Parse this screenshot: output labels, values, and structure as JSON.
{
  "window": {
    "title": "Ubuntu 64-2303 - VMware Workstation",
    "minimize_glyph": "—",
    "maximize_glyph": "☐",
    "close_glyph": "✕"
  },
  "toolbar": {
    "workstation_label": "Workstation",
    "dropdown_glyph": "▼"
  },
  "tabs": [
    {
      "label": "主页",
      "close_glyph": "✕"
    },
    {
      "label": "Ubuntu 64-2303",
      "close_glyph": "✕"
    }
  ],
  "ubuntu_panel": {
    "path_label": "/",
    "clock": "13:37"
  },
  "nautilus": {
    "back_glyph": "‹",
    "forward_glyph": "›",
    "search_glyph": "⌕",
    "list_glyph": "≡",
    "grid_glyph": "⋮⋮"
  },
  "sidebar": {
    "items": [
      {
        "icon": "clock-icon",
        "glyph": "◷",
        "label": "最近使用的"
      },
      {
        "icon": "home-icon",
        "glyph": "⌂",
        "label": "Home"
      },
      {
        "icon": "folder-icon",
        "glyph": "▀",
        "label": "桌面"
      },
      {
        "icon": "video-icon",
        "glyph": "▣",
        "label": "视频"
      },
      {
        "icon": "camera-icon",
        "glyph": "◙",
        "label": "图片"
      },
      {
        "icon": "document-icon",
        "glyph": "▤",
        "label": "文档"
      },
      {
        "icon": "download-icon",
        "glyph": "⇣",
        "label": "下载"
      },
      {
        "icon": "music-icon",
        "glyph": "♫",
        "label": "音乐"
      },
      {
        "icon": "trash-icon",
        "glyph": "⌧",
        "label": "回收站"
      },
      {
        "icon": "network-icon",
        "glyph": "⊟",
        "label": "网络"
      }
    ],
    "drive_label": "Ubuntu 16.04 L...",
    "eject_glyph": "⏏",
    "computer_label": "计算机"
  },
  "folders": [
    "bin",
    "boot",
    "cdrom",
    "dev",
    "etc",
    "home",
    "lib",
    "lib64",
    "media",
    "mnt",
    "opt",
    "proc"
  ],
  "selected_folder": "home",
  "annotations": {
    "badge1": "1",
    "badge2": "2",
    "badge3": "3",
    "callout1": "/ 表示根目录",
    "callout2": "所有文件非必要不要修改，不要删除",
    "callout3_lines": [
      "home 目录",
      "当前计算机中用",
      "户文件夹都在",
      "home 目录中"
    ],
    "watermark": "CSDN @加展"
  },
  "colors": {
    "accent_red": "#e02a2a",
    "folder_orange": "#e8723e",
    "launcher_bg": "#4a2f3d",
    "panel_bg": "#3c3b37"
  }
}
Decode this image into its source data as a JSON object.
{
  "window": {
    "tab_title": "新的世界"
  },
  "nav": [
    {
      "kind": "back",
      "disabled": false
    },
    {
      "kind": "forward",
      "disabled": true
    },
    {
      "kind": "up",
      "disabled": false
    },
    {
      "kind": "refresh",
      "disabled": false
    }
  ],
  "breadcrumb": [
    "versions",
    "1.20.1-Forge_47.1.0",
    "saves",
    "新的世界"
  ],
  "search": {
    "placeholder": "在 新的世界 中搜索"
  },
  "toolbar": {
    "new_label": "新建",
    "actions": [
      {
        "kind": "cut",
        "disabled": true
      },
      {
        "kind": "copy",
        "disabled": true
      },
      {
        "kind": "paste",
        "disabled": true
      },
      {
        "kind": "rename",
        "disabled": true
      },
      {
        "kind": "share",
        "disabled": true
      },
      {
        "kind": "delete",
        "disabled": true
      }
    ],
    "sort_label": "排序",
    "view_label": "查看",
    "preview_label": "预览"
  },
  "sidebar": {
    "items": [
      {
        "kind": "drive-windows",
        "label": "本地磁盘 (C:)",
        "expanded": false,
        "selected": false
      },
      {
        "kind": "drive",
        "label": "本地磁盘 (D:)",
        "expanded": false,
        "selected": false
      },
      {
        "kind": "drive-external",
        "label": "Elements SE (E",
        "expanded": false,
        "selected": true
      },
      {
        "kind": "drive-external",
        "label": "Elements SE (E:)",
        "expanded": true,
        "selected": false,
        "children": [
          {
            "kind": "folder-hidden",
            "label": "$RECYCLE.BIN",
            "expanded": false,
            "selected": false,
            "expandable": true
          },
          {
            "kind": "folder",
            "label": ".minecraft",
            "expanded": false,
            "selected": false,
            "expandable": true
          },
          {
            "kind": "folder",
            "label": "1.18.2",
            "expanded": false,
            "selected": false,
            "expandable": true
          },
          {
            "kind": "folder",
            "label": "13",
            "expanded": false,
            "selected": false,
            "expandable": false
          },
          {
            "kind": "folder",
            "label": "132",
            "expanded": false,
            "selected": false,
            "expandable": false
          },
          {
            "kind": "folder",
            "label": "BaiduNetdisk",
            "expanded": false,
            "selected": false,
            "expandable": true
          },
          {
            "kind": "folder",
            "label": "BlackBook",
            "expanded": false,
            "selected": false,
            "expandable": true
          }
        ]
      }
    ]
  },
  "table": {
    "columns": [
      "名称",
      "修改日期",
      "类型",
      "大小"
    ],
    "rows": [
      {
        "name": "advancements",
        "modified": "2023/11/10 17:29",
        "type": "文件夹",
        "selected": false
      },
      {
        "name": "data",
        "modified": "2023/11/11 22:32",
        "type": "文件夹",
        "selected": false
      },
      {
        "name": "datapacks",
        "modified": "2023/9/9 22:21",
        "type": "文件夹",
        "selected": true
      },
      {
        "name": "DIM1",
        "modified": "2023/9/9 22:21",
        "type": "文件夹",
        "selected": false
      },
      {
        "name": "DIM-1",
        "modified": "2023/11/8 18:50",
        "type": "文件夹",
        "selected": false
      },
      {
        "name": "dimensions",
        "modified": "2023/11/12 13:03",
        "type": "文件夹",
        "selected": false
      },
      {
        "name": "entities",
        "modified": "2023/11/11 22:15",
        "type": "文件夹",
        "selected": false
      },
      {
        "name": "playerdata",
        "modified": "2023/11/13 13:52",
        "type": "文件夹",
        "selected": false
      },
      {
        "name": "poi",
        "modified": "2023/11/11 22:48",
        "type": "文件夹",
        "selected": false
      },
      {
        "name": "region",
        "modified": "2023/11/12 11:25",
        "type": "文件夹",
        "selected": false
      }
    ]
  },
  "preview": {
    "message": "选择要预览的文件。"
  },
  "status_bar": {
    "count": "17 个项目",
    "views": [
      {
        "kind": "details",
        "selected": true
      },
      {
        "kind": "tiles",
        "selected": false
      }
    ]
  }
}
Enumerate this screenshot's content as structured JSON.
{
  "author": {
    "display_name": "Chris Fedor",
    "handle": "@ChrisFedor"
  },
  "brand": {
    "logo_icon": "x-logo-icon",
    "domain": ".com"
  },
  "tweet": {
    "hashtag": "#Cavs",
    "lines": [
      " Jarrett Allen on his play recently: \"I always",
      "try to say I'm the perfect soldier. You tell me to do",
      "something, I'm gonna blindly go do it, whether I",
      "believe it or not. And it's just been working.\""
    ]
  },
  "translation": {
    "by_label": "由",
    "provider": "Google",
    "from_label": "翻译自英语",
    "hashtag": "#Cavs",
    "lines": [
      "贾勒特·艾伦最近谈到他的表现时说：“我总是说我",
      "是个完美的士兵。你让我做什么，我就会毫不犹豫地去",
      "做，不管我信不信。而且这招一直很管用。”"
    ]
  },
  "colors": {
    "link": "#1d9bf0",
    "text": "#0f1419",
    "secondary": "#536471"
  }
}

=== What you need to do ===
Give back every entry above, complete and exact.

=== Exercise response ===
Parse this screenshot: output labels, values, and structure as JSON.
{
  "window": {
    "title": "Ubuntu 64-2303 - VMware Workstation",
    "minimize_glyph": "—",
    "maximize_glyph": "☐",
    "close_glyph": "✕"
  },
  "toolbar": {
    "workstation_label": "Workstation",
    "dropdown_glyph": "▼"
  },
  "tabs": [
    {
      "label": "主页",
      "close_glyph": "✕"
    },
    {
      "label": "Ubuntu 64-2303",
      "close_glyph": "✕"
    }
  ],
  "ubuntu_panel": {
    "path_label": "/",
    "clock": "13:37"
  },
  "nautilus": {
    "back_glyph": "‹",
    "forward_glyph": "›",
    "search_glyph": "⌕",
    "list_glyph": "≡",
    "grid_glyph": "⋮⋮"
  },
  "sidebar": {
    "items": [
      {
        "icon": "clock-icon",
        "glyph": "◷",
        "label": "最近使用的"
      },
      {
        "icon": "home-icon",
        "glyph": "⌂",
        "label": "Home"
      },
      {
        "icon": "folder-icon",
        "glyph": "▀",
        "label": "桌面"
      },
      {
        "icon": "video-icon",
        "glyph": "▣",
        "label": "视频"
      },
      {
        "icon": "camera-icon",
        "glyph": "◙",
        "label": "图片"
      },
      {
        "icon": "document-icon",
        "glyph": "▤",
        "label": "文档"
      },
      {
        "icon": "download-icon",
        "glyph": "⇣",
        "label": "下载"
      },
      {
        "icon": "music-icon",
        "glyph": "♫",
        "label": "音乐"
      },
      {
        "icon": "trash-icon",
        "glyph": "⌧",
        "label": "回收站"
      },
      {
        "icon": "network-icon",
        "glyph": "⊟",
        "label": "网络"
      }
    ],
    "drive_label": "Ubuntu 16.04 L...",
    "eject_glyph": "⏏",
    "computer_label": "计算机"
  },
  "folders": [
    "bin",
    "boot",
    "cdrom",
    "dev",
    "etc",
    "home",
    "lib",
    "lib64",
    "media",
    "mnt",
    "opt",
    "proc"
  ],
  "selected_folder": "home",
  "annotations": {
    "badge1": "1",
    "badge2": "2",
    "badge3": "3",
    "callout1": "/ 表示根目录",
    "callout2": "所有文件非必要不要修改，不要删除",
    "callout3_lines": [
      "home 目录",
      "当前计算机中用",
      "户文件夹都在",
      "home 目录中"
    ],
    "watermark": "CSDN @加展"
  },
  "colors": {
    "accent_red": "#e02a2a",
    "folder_orange": "#e8723e",
    "launcher_bg": "#4a2f3d",
    "panel_bg": "#3c3b37"
  }
}
Decode this image into its source data as a JSON object.
{
  "window": {
    "tab_title": "新的世界"
  },
  "nav": [
    {
      "kind": "back",
      "disabled": false
    },
    {
      "kind": "forward",
      "disabled": true
    },
    {
      "kind": "up",
      "disabled": false
    },
    {
      "kind": "refresh",
      "disabled": false
    }
  ],
  "breadcrumb": [
    "versions",
    "1.20.1-Forge_47.1.0",
    "saves",
    "新的世界"
  ],
  "search": {
    "placeholder": "在 新的世界 中搜索"
  },
  "toolbar": {
    "new_label": "新建",
    "actions": [
      {
        "kind": "cut",
        "disabled": true
      },
      {
        "kind": "copy",
        "disabled": true
      },
      {
        "kind": "paste",
        "disabled": true
      },
      {
        "kind": "rename",
        "disabled": true
      },
      {
        "kind": "share",
        "disabled": true
      },
      {
        "kind": "delete",
        "disabled": true
      }
    ],
    "sort_label": "排序",
    "view_label": "查看",
    "preview_label": "预览"
  },
  "sidebar": {
    "items": [
      {
        "kind": "drive-windows",
        "label": "本地磁盘 (C:)",
        "expanded": false,
        "selected": false
      },
      {
        "kind": "drive",
        "label": "本地磁盘 (D:)",
        "expanded": false,
        "selected": false
      },
      {
        "kind": "drive-external",
        "label": "Elements SE (E",
        "expanded": false,
        "selected": true
      },
      {
        "kind": "drive-external",
        "label": "Elements SE (E:)",
        "expanded": true,
        "selected": false,
        "children": [
          {
            "kind": "folder-hidden",
            "label": "$RECYCLE.BIN",
            "expanded": false,
            "selected": false,
            "expandable": true
          },
          {
            "kind": "folder",
            "label": ".minecraft",
            "expanded": false,
            "selected": false,
            "expandable": true
          },
          {
            "kind": "folder",
            "label": "1.18.2",
            "expanded": false,
            "selected": false,
            "expandable": true
          },
          {
            "kind": "folder",
            "label": "13",
            "expanded": false,
            "selected": false,
            "expandable": false
          },
          {
            "kind": "folder",
            "label": "132",
            "expanded": false,
            "selected": false,
            "expandable": false
          },
          {
            "kind": "folder",
            "label": "BaiduNetdisk",
            "expanded": false,
            "selected": false,
            "expandable": true
          },
          {
            "kind": "folder",
            "label": "BlackBook",
            "expanded": false,
            "selected": false,
            "expandable": true
          }
        ]
      }
    ]
  },
  "table": {
    "columns": [
      "名称",
      "修改日期",
      "类型",
      "大小"
    ],
    "rows": [
      {
        "name": "advancements",
        "modified": "2023/11/10 17:29",
        "type": "文件夹",
        "selected": false
      },
      {
        "name": "data",
        "modified": "2023/11/11 22:32",
        "type": "文件夹",
        "selected": false
      },
      {
        "name": "datapacks",
        "modified": "2023/9/9 22:21",
        "type": "文件夹",
        "selected": true
      },
      {
        "name": "DIM1",
        "modified": "2023/9/9 22:21",
        "type": "文件夹",
        "selected": false
      },
      {
        "name": "DIM-1",
        "modified": "2023/11/8 18:50",
        "type": "文件夹",
        "selected": false
      },
      {
        "name": "dimensions",
        "modified": "2023/11/12 13:03",
        "type": "文件夹",
        "selected": false
      },
      {
        "name": "entities",
        "modified": "2023/11/11 22:15",
        "type": "文件夹",
        "selected": false
      },
      {
        "name": "playerdata",
        "modified": "2023/11/13 13:52",
        "type": "文件夹",
        "selected": false
      },
      {
        "name": "poi",
        "modified": "2023/11/11 22:48",
        "type": "文件夹",
        "selected": false
      },
      {
        "name": "region",
        "modified": "2023/11/12 11:25",
        "type": "文件夹",
        "selected": false
      }
    ]
  },
  "preview": {
    "message": "选择要预览的文件。"
  },
  "status_bar": {
    "count": "17 个项目",
    "views": [
      {
        "kind": "details",
        "selected": true
      },
      {
        "kind": "tiles",
        "selected": false
      }
    ]
  }
}
Enumerate this screenshot's content as structured JSON.
{
  "author": {
    "display_name": "Chris Fedor",
    "handle": "@ChrisFedor"
  },
  "brand": {
    "logo_icon": "x-logo-icon",
    "domain": ".com"
  },
  "tweet": {
    "hashtag": "#Cavs",
    "lines": [
      " Jarrett Allen on his play recently: \"I always",
      "try to say I'm the perfect soldier. You tell me to do",
      "something, I'm gonna blindly go do it, whether I",
      "believe it or not. And it's just been working.\""
    ]
  },
  "translation": {
    "by_label": "由",
    "provider": "Google",
    "from_label": "翻译自英语",
    "hashtag": "#Cavs",
    "lines": [
      "贾勒特·艾伦最近谈到他的表现时说：“我总是说我",
      "是个完美的士兵。你让我做什么，我就会毫不犹豫地去",
      "做，不管我信不信。而且这招一直很管用。”"
    ]
  },
  "colors": {
    "link": "#1d9bf0",
    "text": "#0f1419",
    "secondary": "#536471"
  }
}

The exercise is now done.